Video game players more likely to navigate using response vs. spatial learning

Press release from Douglas Mental Health University Institute, on ScienceDaily:

A new study … shows that while video game players (VGPs) exhibit more efficient visual attention abilities, they are also much more likely to use navigation strategies that rely on the brain’s reward system (the caudate nucleus) and not the brain’s spatial memory system (the hippocampus).

Past research has shown that people who use caudate nucleus-dependent navigation strategies have decreased grey matter and lower functional brain activity in the hippocampus.

Video gamers now spend a collective three billion hours per week in front of their screens. In fact, it is estimated that the average young person will have spent some 10,000 hours gaming by the time they are 21. The effects of intense video gaming on the brain are only beginning to be understood.

More research needs to be done, but that item about the implications of spatial vs. response learning does not bode well. There’s some related information — more focused on addiction, but still relevant — in a 2013 article posted in Hippocampus:

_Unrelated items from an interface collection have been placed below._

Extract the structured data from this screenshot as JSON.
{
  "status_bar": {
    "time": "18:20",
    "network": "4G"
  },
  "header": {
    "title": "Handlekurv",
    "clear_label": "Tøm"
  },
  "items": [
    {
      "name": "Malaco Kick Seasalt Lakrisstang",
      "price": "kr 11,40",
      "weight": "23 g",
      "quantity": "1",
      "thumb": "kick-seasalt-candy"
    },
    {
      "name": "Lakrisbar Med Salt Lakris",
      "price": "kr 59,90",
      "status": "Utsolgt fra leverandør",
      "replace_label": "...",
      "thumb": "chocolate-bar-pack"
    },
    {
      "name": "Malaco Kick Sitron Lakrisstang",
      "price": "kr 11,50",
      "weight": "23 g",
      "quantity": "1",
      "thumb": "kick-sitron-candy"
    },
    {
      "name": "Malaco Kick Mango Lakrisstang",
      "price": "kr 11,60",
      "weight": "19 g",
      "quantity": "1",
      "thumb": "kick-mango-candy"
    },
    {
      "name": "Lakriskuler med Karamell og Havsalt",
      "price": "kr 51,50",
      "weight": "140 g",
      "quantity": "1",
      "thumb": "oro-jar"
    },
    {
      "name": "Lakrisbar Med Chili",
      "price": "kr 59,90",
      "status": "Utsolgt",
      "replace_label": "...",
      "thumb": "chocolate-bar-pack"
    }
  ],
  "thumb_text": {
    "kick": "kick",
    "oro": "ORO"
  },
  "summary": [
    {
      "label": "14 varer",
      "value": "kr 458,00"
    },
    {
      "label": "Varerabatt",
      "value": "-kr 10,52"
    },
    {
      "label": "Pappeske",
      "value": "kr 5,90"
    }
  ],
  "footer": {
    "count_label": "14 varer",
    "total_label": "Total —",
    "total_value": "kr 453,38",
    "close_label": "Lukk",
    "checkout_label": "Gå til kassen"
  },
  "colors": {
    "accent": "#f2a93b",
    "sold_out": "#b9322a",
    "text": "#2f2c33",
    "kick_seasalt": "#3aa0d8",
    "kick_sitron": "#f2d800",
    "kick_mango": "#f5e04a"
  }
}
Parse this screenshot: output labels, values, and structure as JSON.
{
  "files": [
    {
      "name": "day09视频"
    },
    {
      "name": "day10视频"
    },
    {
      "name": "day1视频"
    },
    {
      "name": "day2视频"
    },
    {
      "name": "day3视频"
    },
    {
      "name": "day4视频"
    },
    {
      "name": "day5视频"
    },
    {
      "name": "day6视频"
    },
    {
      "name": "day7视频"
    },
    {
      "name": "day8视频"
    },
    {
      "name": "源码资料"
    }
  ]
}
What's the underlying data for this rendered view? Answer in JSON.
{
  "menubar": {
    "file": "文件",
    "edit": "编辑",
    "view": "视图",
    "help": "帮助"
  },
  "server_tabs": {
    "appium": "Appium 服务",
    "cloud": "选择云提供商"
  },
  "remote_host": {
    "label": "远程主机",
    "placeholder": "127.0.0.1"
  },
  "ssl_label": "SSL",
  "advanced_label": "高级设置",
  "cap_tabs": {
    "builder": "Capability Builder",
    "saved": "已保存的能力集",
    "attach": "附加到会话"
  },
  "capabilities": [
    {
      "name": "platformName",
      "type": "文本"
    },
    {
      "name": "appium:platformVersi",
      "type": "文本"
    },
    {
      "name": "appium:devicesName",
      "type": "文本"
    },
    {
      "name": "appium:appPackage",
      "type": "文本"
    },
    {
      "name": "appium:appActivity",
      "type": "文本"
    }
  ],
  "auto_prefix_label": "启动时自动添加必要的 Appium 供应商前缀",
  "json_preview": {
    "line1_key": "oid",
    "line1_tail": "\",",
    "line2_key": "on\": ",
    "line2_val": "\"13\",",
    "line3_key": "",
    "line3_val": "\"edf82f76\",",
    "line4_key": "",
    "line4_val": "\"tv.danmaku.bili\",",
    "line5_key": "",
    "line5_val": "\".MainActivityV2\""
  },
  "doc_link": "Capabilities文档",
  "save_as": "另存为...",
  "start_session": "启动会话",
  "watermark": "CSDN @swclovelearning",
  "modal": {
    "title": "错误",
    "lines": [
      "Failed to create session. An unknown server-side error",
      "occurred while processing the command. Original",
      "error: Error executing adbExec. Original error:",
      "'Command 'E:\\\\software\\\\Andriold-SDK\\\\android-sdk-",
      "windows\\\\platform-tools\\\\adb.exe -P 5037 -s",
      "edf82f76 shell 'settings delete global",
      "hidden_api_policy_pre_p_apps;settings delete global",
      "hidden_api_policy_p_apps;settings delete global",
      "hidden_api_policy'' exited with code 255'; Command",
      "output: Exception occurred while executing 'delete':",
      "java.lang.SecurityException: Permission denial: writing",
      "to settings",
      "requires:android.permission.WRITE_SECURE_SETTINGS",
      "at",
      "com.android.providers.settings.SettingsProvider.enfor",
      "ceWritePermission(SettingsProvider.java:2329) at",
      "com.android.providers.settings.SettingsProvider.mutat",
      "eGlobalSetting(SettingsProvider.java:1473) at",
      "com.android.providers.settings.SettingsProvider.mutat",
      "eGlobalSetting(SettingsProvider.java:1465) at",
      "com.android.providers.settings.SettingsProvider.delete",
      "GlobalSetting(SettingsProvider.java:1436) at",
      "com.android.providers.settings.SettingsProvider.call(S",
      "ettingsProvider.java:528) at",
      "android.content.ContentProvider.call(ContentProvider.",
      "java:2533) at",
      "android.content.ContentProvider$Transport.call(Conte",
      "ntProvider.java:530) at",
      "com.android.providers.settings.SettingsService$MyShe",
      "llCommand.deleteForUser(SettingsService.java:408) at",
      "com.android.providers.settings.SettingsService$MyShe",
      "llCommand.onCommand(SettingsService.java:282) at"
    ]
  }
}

Spatial strategies involve learning the spatial relationships between the landmarks in an environment, while response learning strategies involve learning a rigid set of stimulus-response type associations, e.g., see the tree, turn left. We have shown that spatial learners have increased gray matter and fMRI activity in the hippocampus compared with response learners, while response learners have increased gray matter and fMRI activity in the caudate nucleus.